The Importance of Sleep
Importance of Sleep: Six reasons for women not to scrimp on sleep
A recent survey found that more people are sleeping less than six hours a night, and sleep difficulties visit 75% of us at least a few nights per week. A short-lived bout of insomnia is generally nothing to worry about. The bigger concern is chronic sleep loss, which can contribute to health problems such as weight gain, high blood pressure, and a decrease in the immune system’s power, reports the Harvard Women’s Health Watch.
While more research is needed to explore the links between chronic sleep loss and health, it’s safe to say that sleep is too important to shortchange.
The Harvard Women’s Health Watch suggests six reasons to get enough sleep:
Learning and memory: Sleep helps the brain commit new information to memory through a process called memory consolidation. In studies, people who’d slept after learning a task did better on tests later.
Metabolism and weight: Chronic sleep deprivation may cause weight gain by affecting the way our bodies process and store carbohydrates, and by altering levels of hormones that affect our appetite.
Safety: Sleep debt contributes to a greater tendency to fall asleep during the daytime. These lapses may cause falls and mistakes such as medical errors, air traffic mishaps, and road accidents.
Mood: Sleep loss may result in irritability, impatience, inability to concentrate, and moodiness. Too little sleep can also leave you too tired to do the things you like to do.
Cardiovascular health: Serious sleep disorders have been linked to hypertension, increased stress hormone levels, and irregular heartbeat.

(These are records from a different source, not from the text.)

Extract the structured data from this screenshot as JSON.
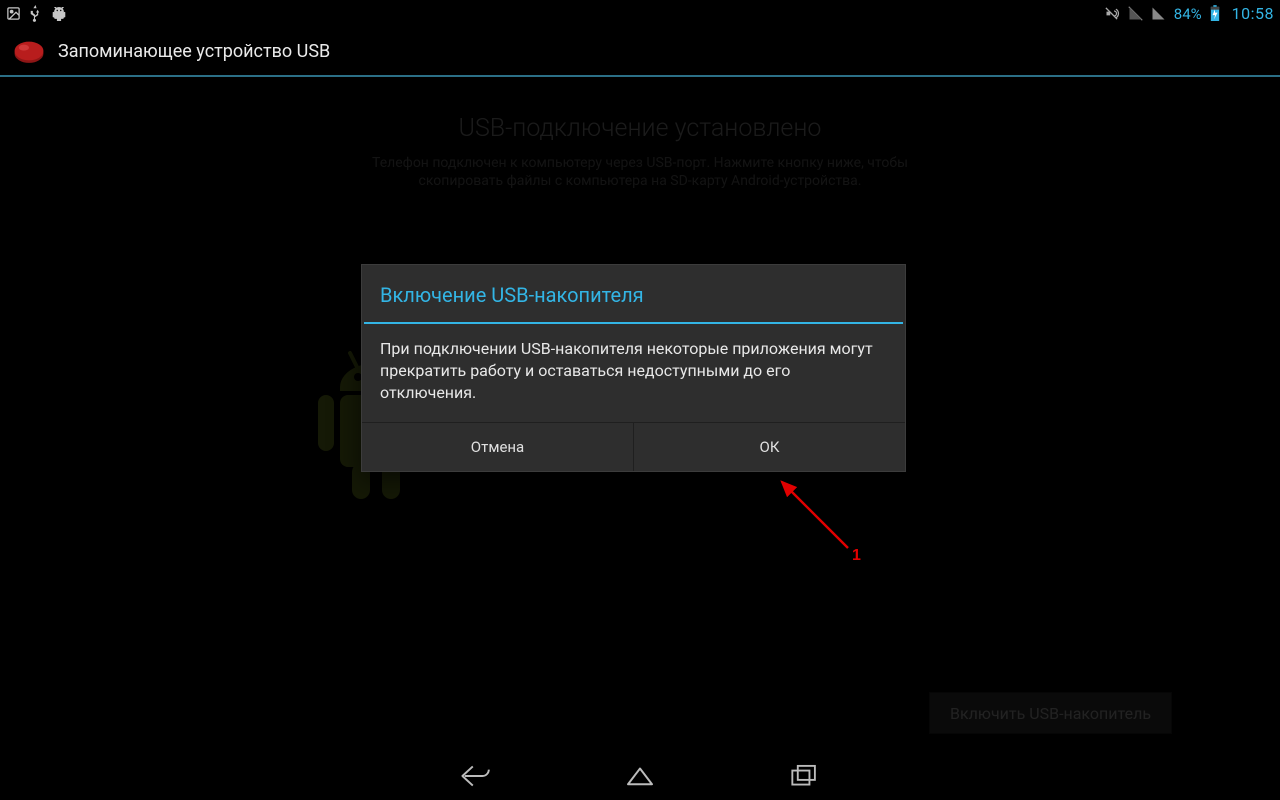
{
  "statusbar": {
    "battery": "84%",
    "clock": "10:58"
  },
  "actionbar": {
    "title": "Запоминающее устройство USB"
  },
  "page": {
    "headline": "USB-подключение установлено",
    "subline": "Телефон подключен к компьютеру через USB-порт. Нажмите кнопку ниже, чтобы скопировать файлы с компьютера на SD-карту Android-устройства.",
    "enable_button": "Включить USB-накопитель"
  },
  "dialog": {
    "title": "Включение USB-накопителя",
    "body": "При подключении USB-накопителя некоторые приложения могут прекратить работу и оставаться недоступными до его отключения.",
    "cancel": "Отмена",
    "ok": "ОК"
  },
  "annotation": {
    "label": "1"
  }
}
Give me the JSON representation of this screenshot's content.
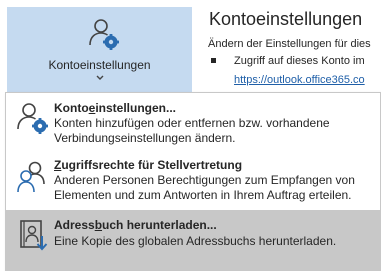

Disease: Sleep deprivation alters immune function, including the activity of the body’s killer cells. Keeping up with sleep may also help fight cancer.